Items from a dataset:

□ □ □ □ □

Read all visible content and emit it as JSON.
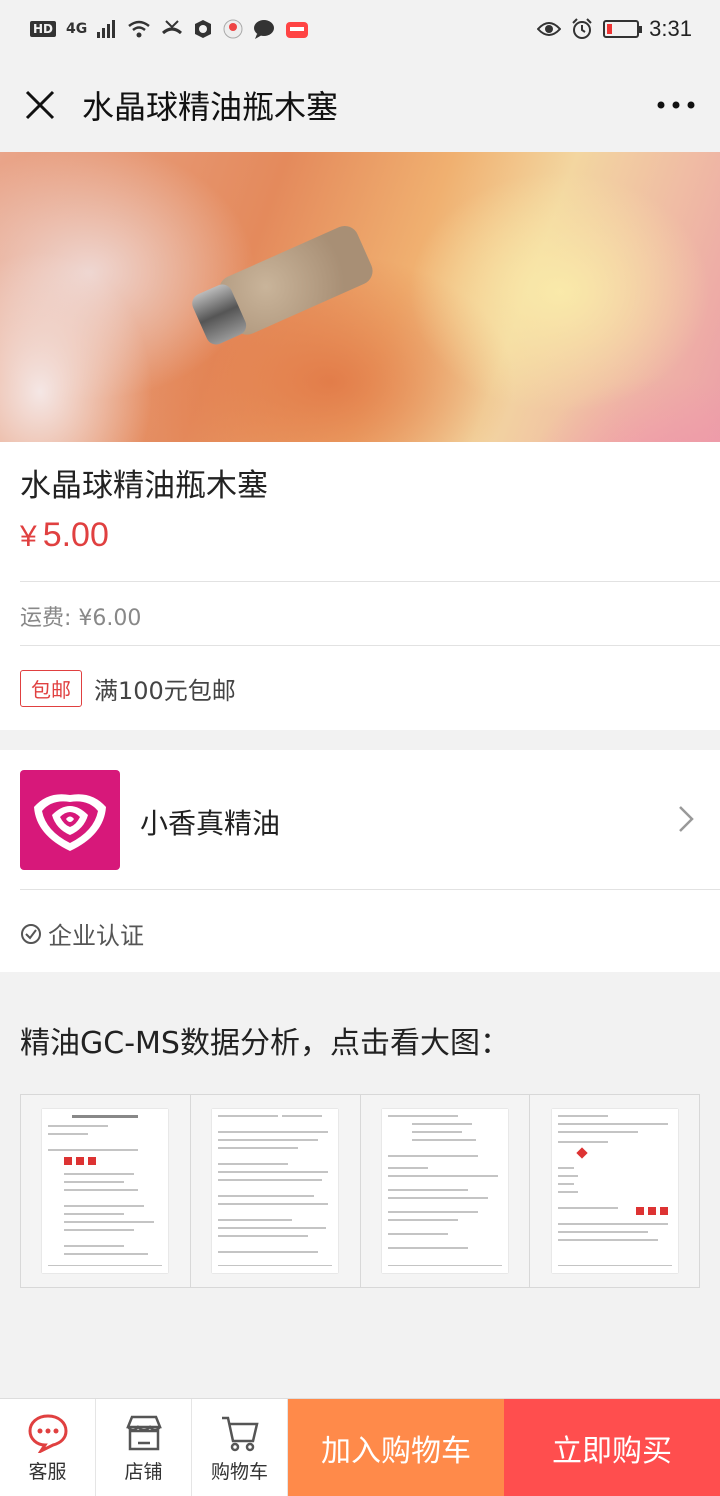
{
  "status_bar": {
    "network": "4G",
    "time": "3:31"
  },
  "nav": {
    "title": "水晶球精油瓶木塞",
    "more_label": "•••"
  },
  "product": {
    "title": "水晶球精油瓶木塞",
    "currency": "¥",
    "price": "5.00",
    "shipping": "运费: ¥6.00",
    "promo_badge": "包邮",
    "promo_text": "满100元包邮"
  },
  "shop": {
    "name": "小香真精油",
    "certification": "企业认证"
  },
  "gcms": {
    "title": "精油GC-MS数据分析，点击看大图："
  },
  "bottom_bar": {
    "tabs": [
      {
        "label": "客服",
        "icon": "chat-icon"
      },
      {
        "label": "店铺",
        "icon": "store-icon"
      },
      {
        "label": "购物车",
        "icon": "cart-icon"
      }
    ],
    "add_to_cart": "加入购物车",
    "buy_now": "立即购买"
  },
  "colors": {
    "price_red": "#e04040",
    "cart_orange": "#ff8a4a",
    "buy_red": "#ff4e4e",
    "shop_logo": "#d7187a"
  }
}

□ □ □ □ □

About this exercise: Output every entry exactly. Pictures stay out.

Written solution:
Read all visible content and emit it as JSON.
{
  "status_bar": {
    "network": "4G",
    "time": "3:31"
  },
  "nav": {
    "title": "水晶球精油瓶木塞",
    "more_label": "•••"
  },
  "product": {
    "title": "水晶球精油瓶木塞",
    "currency": "¥",
    "price": "5.00",
    "shipping": "运费: ¥6.00",
    "promo_badge": "包邮",
    "promo_text": "满100元包邮"
  },
  "shop": {
    "name": "小香真精油",
    "certification": "企业认证"
  },
  "gcms": {
    "title": "精油GC-MS数据分析，点击看大图："
  },
  "bottom_bar": {
    "tabs": [
      {
        "label": "客服",
        "icon": "chat-icon"
      },
      {
        "label": "店铺",
        "icon": "store-icon"
      },
      {
        "label": "购物车",
        "icon": "cart-icon"
      }
    ],
    "add_to_cart": "加入购物车",
    "buy_now": "立即购买"
  },
  "colors": {
    "price_red": "#e04040",
    "cart_orange": "#ff8a4a",
    "buy_red": "#ff4e4e",
    "shop_logo": "#d7187a"
  }
}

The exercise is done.